◆ **Entries shown**

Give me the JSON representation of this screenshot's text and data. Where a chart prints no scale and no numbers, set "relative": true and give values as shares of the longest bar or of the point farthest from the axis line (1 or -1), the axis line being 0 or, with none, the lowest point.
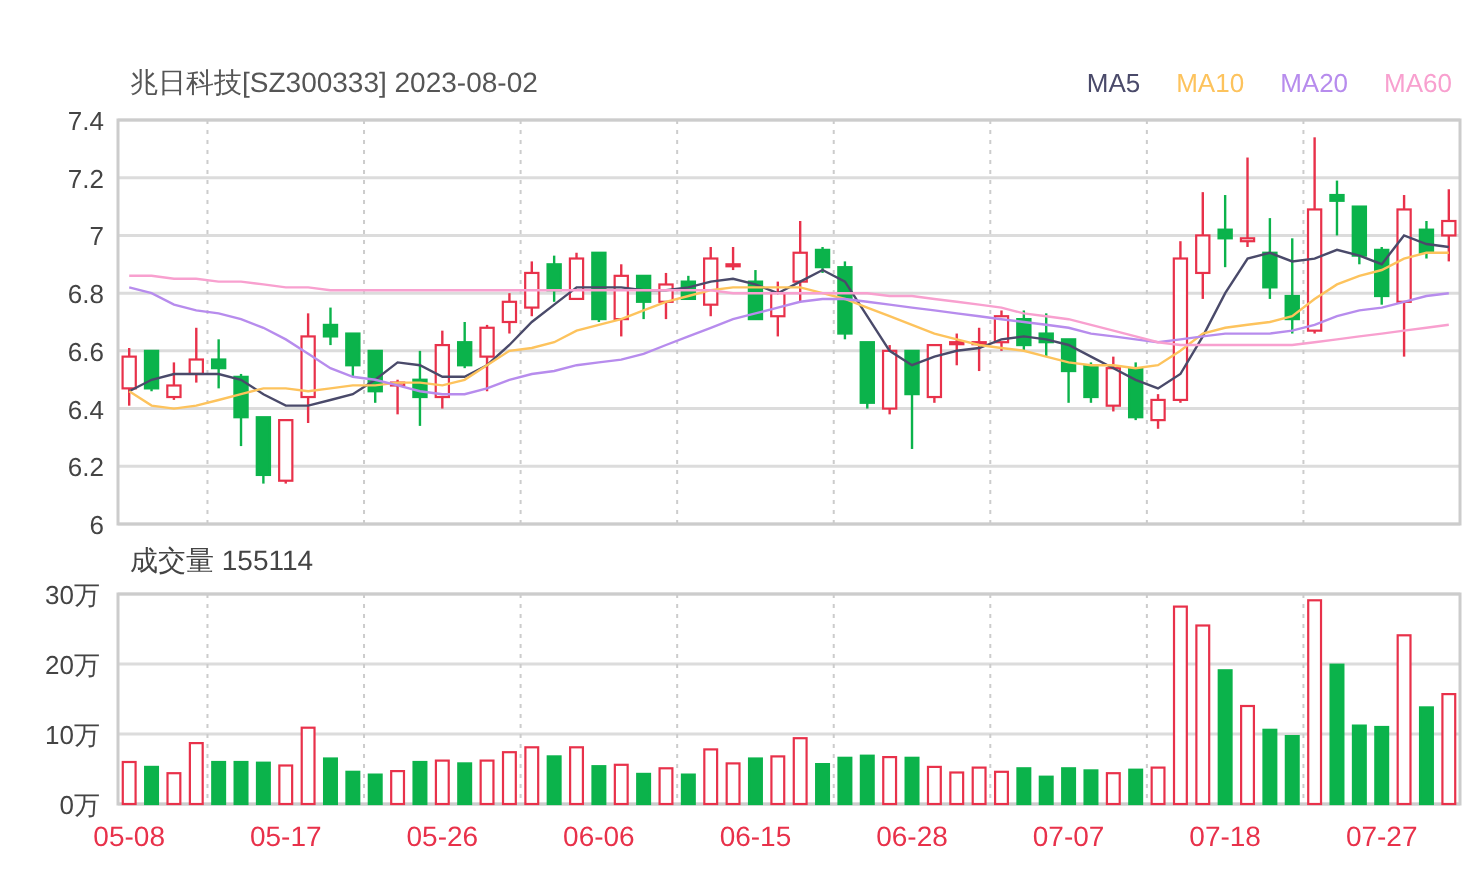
{
  "title": "兆日科技[SZ300333] 2023-08-02",
  "price_chart": {
    "chart_data": {
      "type": "candlestick",
      "grid": true,
      "ylim": [
        6,
        7.4
      ],
      "yticks": [
        6,
        6.2,
        6.4,
        6.6,
        6.8,
        7,
        7.2,
        7.4
      ],
      "ohlc": [
        [
          6.47,
          6.61,
          6.41,
          6.58
        ],
        [
          6.6,
          6.6,
          6.46,
          6.47
        ],
        [
          6.44,
          6.56,
          6.43,
          6.48
        ],
        [
          6.52,
          6.68,
          6.49,
          6.57
        ],
        [
          6.57,
          6.64,
          6.47,
          6.54
        ],
        [
          6.51,
          6.52,
          6.27,
          6.37
        ],
        [
          6.37,
          6.37,
          6.14,
          6.17
        ],
        [
          6.15,
          6.36,
          6.14,
          6.36
        ],
        [
          6.44,
          6.73,
          6.35,
          6.65
        ],
        [
          6.69,
          6.75,
          6.62,
          6.65
        ],
        [
          6.66,
          6.66,
          6.51,
          6.55
        ],
        [
          6.6,
          6.6,
          6.42,
          6.46
        ],
        [
          6.48,
          6.5,
          6.38,
          6.49
        ],
        [
          6.5,
          6.6,
          6.34,
          6.44
        ],
        [
          6.44,
          6.67,
          6.4,
          6.62
        ],
        [
          6.63,
          6.7,
          6.54,
          6.55
        ],
        [
          6.58,
          6.69,
          6.46,
          6.68
        ],
        [
          6.7,
          6.8,
          6.66,
          6.77
        ],
        [
          6.75,
          6.91,
          6.72,
          6.87
        ],
        [
          6.9,
          6.93,
          6.77,
          6.81
        ],
        [
          6.78,
          6.94,
          6.78,
          6.92
        ],
        [
          6.94,
          6.94,
          6.7,
          6.71
        ],
        [
          6.71,
          6.9,
          6.65,
          6.86
        ],
        [
          6.86,
          6.86,
          6.71,
          6.77
        ],
        [
          6.77,
          6.87,
          6.71,
          6.83
        ],
        [
          6.84,
          6.86,
          6.78,
          6.78
        ],
        [
          6.76,
          6.96,
          6.72,
          6.92
        ],
        [
          6.9,
          6.96,
          6.88,
          6.9
        ],
        [
          6.84,
          6.88,
          6.71,
          6.71
        ],
        [
          6.72,
          6.84,
          6.65,
          6.8
        ],
        [
          6.84,
          7.05,
          6.77,
          6.94
        ],
        [
          6.95,
          6.96,
          6.87,
          6.89
        ],
        [
          6.89,
          6.91,
          6.64,
          6.66
        ],
        [
          6.63,
          6.63,
          6.4,
          6.42
        ],
        [
          6.4,
          6.62,
          6.38,
          6.6
        ],
        [
          6.6,
          6.6,
          6.26,
          6.45
        ],
        [
          6.44,
          6.62,
          6.42,
          6.62
        ],
        [
          6.63,
          6.66,
          6.55,
          6.63
        ],
        [
          6.63,
          6.68,
          6.53,
          6.63
        ],
        [
          6.63,
          6.74,
          6.6,
          6.72
        ],
        [
          6.71,
          6.74,
          6.6,
          6.62
        ],
        [
          6.66,
          6.73,
          6.58,
          6.63
        ],
        [
          6.64,
          6.64,
          6.42,
          6.53
        ],
        [
          6.55,
          6.56,
          6.42,
          6.44
        ],
        [
          6.41,
          6.58,
          6.39,
          6.54
        ],
        [
          6.54,
          6.56,
          6.36,
          6.37
        ],
        [
          6.36,
          6.45,
          6.33,
          6.43
        ],
        [
          6.43,
          6.98,
          6.42,
          6.92
        ],
        [
          6.87,
          7.15,
          6.78,
          7.0
        ],
        [
          7.02,
          7.14,
          6.89,
          6.99
        ],
        [
          6.98,
          7.27,
          6.96,
          6.99
        ],
        [
          6.94,
          7.06,
          6.78,
          6.82
        ],
        [
          6.79,
          6.99,
          6.66,
          6.71
        ],
        [
          6.67,
          7.34,
          6.66,
          7.09
        ],
        [
          7.14,
          7.19,
          7.0,
          7.12
        ],
        [
          7.1,
          7.1,
          6.9,
          6.93
        ],
        [
          6.95,
          6.96,
          6.76,
          6.79
        ],
        [
          6.77,
          7.14,
          6.58,
          7.09
        ],
        [
          7.02,
          7.05,
          6.92,
          6.94
        ],
        [
          7.0,
          7.16,
          6.91,
          7.05
        ]
      ]
    },
    "moving_averages": {
      "chart_data": {
        "type": "line",
        "relative": true,
        "ylim": [
          6,
          7.4
        ],
        "series": [
          {
            "name": "MA5",
            "color": "#4a4a6a",
            "values": [
              6.46,
              6.5,
              6.52,
              6.52,
              6.52,
              6.5,
              6.45,
              6.41,
              6.41,
              6.43,
              6.45,
              6.5,
              6.56,
              6.55,
              6.51,
              6.51,
              6.55,
              6.62,
              6.7,
              6.76,
              6.82,
              6.82,
              6.82,
              6.81,
              6.81,
              6.82,
              6.84,
              6.85,
              6.83,
              6.8,
              6.84,
              6.88,
              6.84,
              6.72,
              6.6,
              6.55,
              6.58,
              6.6,
              6.61,
              6.64,
              6.65,
              6.64,
              6.62,
              6.58,
              6.54,
              6.5,
              6.47,
              6.52,
              6.65,
              6.8,
              6.92,
              6.94,
              6.91,
              6.92,
              6.95,
              6.93,
              6.9,
              7.0,
              6.97,
              6.96
            ]
          },
          {
            "name": "MA10",
            "color": "#fdc35d",
            "values": [
              6.46,
              6.41,
              6.4,
              6.41,
              6.43,
              6.45,
              6.47,
              6.47,
              6.46,
              6.47,
              6.48,
              6.48,
              6.49,
              6.49,
              6.48,
              6.5,
              6.55,
              6.6,
              6.61,
              6.63,
              6.67,
              6.69,
              6.71,
              6.74,
              6.77,
              6.79,
              6.81,
              6.82,
              6.82,
              6.82,
              6.82,
              6.8,
              6.78,
              6.75,
              6.72,
              6.69,
              6.66,
              6.64,
              6.62,
              6.61,
              6.6,
              6.58,
              6.56,
              6.55,
              6.55,
              6.54,
              6.55,
              6.6,
              6.66,
              6.68,
              6.69,
              6.7,
              6.72,
              6.78,
              6.83,
              6.86,
              6.88,
              6.92,
              6.94,
              6.94
            ]
          },
          {
            "name": "MA20",
            "color": "#b78ced",
            "values": [
              6.82,
              6.8,
              6.76,
              6.74,
              6.73,
              6.71,
              6.68,
              6.64,
              6.59,
              6.54,
              6.51,
              6.5,
              6.48,
              6.46,
              6.45,
              6.45,
              6.47,
              6.5,
              6.52,
              6.53,
              6.55,
              6.56,
              6.57,
              6.59,
              6.62,
              6.65,
              6.68,
              6.71,
              6.73,
              6.75,
              6.77,
              6.78,
              6.78,
              6.77,
              6.76,
              6.75,
              6.74,
              6.73,
              6.72,
              6.71,
              6.7,
              6.69,
              6.68,
              6.66,
              6.65,
              6.64,
              6.63,
              6.64,
              6.65,
              6.66,
              6.66,
              6.66,
              6.67,
              6.69,
              6.72,
              6.74,
              6.75,
              6.77,
              6.79,
              6.8
            ]
          },
          {
            "name": "MA60",
            "color": "#f8a0cf",
            "values": [
              6.86,
              6.86,
              6.85,
              6.85,
              6.84,
              6.84,
              6.83,
              6.82,
              6.82,
              6.81,
              6.81,
              6.81,
              6.81,
              6.81,
              6.81,
              6.81,
              6.81,
              6.81,
              6.81,
              6.81,
              6.81,
              6.81,
              6.81,
              6.81,
              6.81,
              6.81,
              6.81,
              6.8,
              6.8,
              6.8,
              6.8,
              6.8,
              6.8,
              6.8,
              6.79,
              6.79,
              6.78,
              6.77,
              6.76,
              6.75,
              6.73,
              6.72,
              6.71,
              6.69,
              6.67,
              6.65,
              6.63,
              6.62,
              6.62,
              6.62,
              6.62,
              6.62,
              6.62,
              6.63,
              6.64,
              6.65,
              6.66,
              6.67,
              6.68,
              6.69
            ]
          }
        ]
      }
    }
  },
  "volume_chart": {
    "title": "成交量 155114",
    "chart_data": {
      "type": "bar",
      "grid": true,
      "ylim": [
        0,
        30
      ],
      "yticks": [
        {
          "value": 0,
          "label": "0万"
        },
        {
          "value": 10,
          "label": "10万"
        },
        {
          "value": 20,
          "label": "20万"
        },
        {
          "value": 30,
          "label": "30万"
        }
      ],
      "categories": [
        "05-08",
        null,
        null,
        null,
        null,
        null,
        null,
        "05-17",
        null,
        null,
        null,
        null,
        null,
        null,
        "05-26",
        null,
        null,
        null,
        null,
        null,
        null,
        "06-06",
        null,
        null,
        null,
        null,
        null,
        null,
        "06-15",
        null,
        null,
        null,
        null,
        null,
        null,
        "06-28",
        null,
        null,
        null,
        null,
        null,
        null,
        "07-07",
        null,
        null,
        null,
        null,
        null,
        null,
        "07-18",
        null,
        null,
        null,
        null,
        null,
        null,
        "07-27",
        null,
        null,
        null
      ],
      "values": [
        6.0,
        5.3,
        4.4,
        8.7,
        6.0,
        6.0,
        5.9,
        5.5,
        10.9,
        6.5,
        4.6,
        4.2,
        4.7,
        6.0,
        6.2,
        5.8,
        6.2,
        7.4,
        8.1,
        6.8,
        8.1,
        5.4,
        5.6,
        4.3,
        5.1,
        4.2,
        7.8,
        5.8,
        6.5,
        6.8,
        9.4,
        5.7,
        6.6,
        6.9,
        6.7,
        6.6,
        5.3,
        4.5,
        5.2,
        4.6,
        5.1,
        3.9,
        5.1,
        4.8,
        4.4,
        4.9,
        5.2,
        28.2,
        25.5,
        19.1,
        14.0,
        10.6,
        9.7,
        29.1,
        19.9,
        11.2,
        11.0,
        24.1,
        13.8,
        15.7
      ]
    }
  }
}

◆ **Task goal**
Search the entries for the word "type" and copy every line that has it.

◆ **Solution below**
      "type": "candlestick",
        "type": "line",
      "type": "bar",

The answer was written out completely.